** Exercise description **
Where the data below contains pictures, omit them; output the rest word for word.

─── Exercise material ───

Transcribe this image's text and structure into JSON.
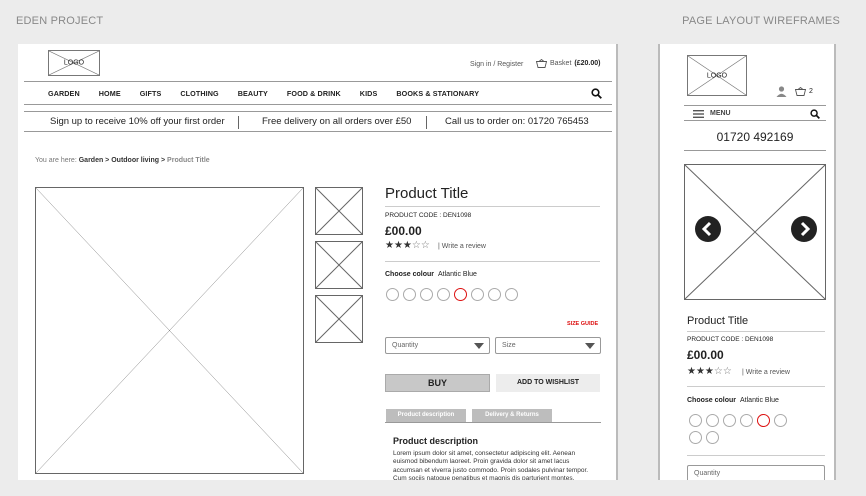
{
  "header": {
    "left": "EDEN PROJECT",
    "right": "PAGE LAYOUT WIREFRAMES"
  },
  "desktop": {
    "logo": "LOGO",
    "signin": "Sign in / Register",
    "basket_label": "Basket",
    "basket_amount": "(£20.00)",
    "nav": [
      "GARDEN",
      "HOME",
      "GIFTS",
      "CLOTHING",
      "BEAUTY",
      "FOOD & DRINK",
      "KIDS",
      "BOOKS & STATIONARY"
    ],
    "promo": {
      "p1": "Sign up to receive 10% off your first order",
      "p2": "Free delivery on all orders over £50",
      "p3": "Call us to order on: 01720 765453"
    },
    "breadcrumb": {
      "prefix": "You are here:",
      "path": "Garden > Outdoor living >",
      "current": "Product Title"
    },
    "product": {
      "title": "Product Title",
      "code": "PRODUCT CODE : DEN1098",
      "price": "£00.00",
      "rating": 3,
      "review_link": "Write a review",
      "choose_label": "Choose colour",
      "colour": "Atlantic Blue",
      "swatch_count": 8,
      "selected_swatch": 4,
      "size_guide": "SIZE GUIDE",
      "quantity_placeholder": "Quantity",
      "size_placeholder": "Size",
      "buy": "BUY",
      "wishlist": "ADD TO WISHLIST",
      "tabs": [
        "Product description",
        "Delivery & Returns"
      ],
      "desc_heading": "Product description",
      "desc_text": "Lorem ipsum dolor sit amet, consectetur adipiscing elit. Aenean euismod bibendum laoreet. Proin gravida dolor sit amet lacus accumsan et viverra justo commodo. Proin sodales pulvinar tempor. Cum sociis natoque penatibus et magnis dis parturient montes, nascetur ridiculus mus."
    }
  },
  "mobile": {
    "logo": "LOGO",
    "basket_count": "2",
    "menu": "MENU",
    "phone": "01720 492169",
    "title": "Product Title",
    "code": "PRODUCT CODE : DEN1098",
    "price": "£00.00",
    "rating": 3,
    "review_link": "Write a review",
    "choose_label": "Choose colour",
    "colour": "Atlantic Blue",
    "swatch_count": 7,
    "selected_swatch": 4,
    "quantity_placeholder": "Quantity"
  },
  "colors": {
    "accent": "#dd1111",
    "buy_bg": "#c8c8c8",
    "tab_bg": "#bdbdbd"
  },
  "icons": [
    "search-icon",
    "basket-icon",
    "user-icon",
    "menu-icon",
    "chevron-left-icon",
    "chevron-right-icon",
    "dropdown-arrow-icon"
  ]
}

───

** Result for this exercise **
Transcribe this image's text and structure into JSON.
{
  "header": {
    "left": "EDEN PROJECT",
    "right": "PAGE LAYOUT WIREFRAMES"
  },
  "desktop": {
    "logo": "LOGO",
    "signin": "Sign in / Register",
    "basket_label": "Basket",
    "basket_amount": "(£20.00)",
    "nav": [
      "GARDEN",
      "HOME",
      "GIFTS",
      "CLOTHING",
      "BEAUTY",
      "FOOD & DRINK",
      "KIDS",
      "BOOKS & STATIONARY"
    ],
    "promo": {
      "p1": "Sign up to receive 10% off your first order",
      "p2": "Free delivery on all orders over £50",
      "p3": "Call us to order on: 01720 765453"
    },
    "breadcrumb": {
      "prefix": "You are here:",
      "path": "Garden > Outdoor living >",
      "current": "Product Title"
    },
    "product": {
      "title": "Product Title",
      "code": "PRODUCT CODE : DEN1098",
      "price": "£00.00",
      "rating": 3,
      "review_link": "Write a review",
      "choose_label": "Choose colour",
      "colour": "Atlantic Blue",
      "swatch_count": 8,
      "selected_swatch": 4,
      "size_guide": "SIZE GUIDE",
      "quantity_placeholder": "Quantity",
      "size_placeholder": "Size",
      "buy": "BUY",
      "wishlist": "ADD TO WISHLIST",
      "tabs": [
        "Product description",
        "Delivery & Returns"
      ],
      "desc_heading": "Product description",
      "desc_text": "Lorem ipsum dolor sit amet, consectetur adipiscing elit. Aenean euismod bibendum laoreet. Proin gravida dolor sit amet lacus accumsan et viverra justo commodo. Proin sodales pulvinar tempor. Cum sociis natoque penatibus et magnis dis parturient montes, nascetur ridiculus mus."
    }
  },
  "mobile": {
    "logo": "LOGO",
    "basket_count": "2",
    "menu": "MENU",
    "phone": "01720 492169",
    "title": "Product Title",
    "code": "PRODUCT CODE : DEN1098",
    "price": "£00.00",
    "rating": 3,
    "review_link": "Write a review",
    "choose_label": "Choose colour",
    "colour": "Atlantic Blue",
    "swatch_count": 7,
    "selected_swatch": 4,
    "quantity_placeholder": "Quantity"
  },
  "colors": {
    "accent": "#dd1111",
    "buy_bg": "#c8c8c8",
    "tab_bg": "#bdbdbd"
  },
  "icons": [
    "search-icon",
    "basket-icon",
    "user-icon",
    "menu-icon",
    "chevron-left-icon",
    "chevron-right-icon",
    "dropdown-arrow-icon"
  ]
}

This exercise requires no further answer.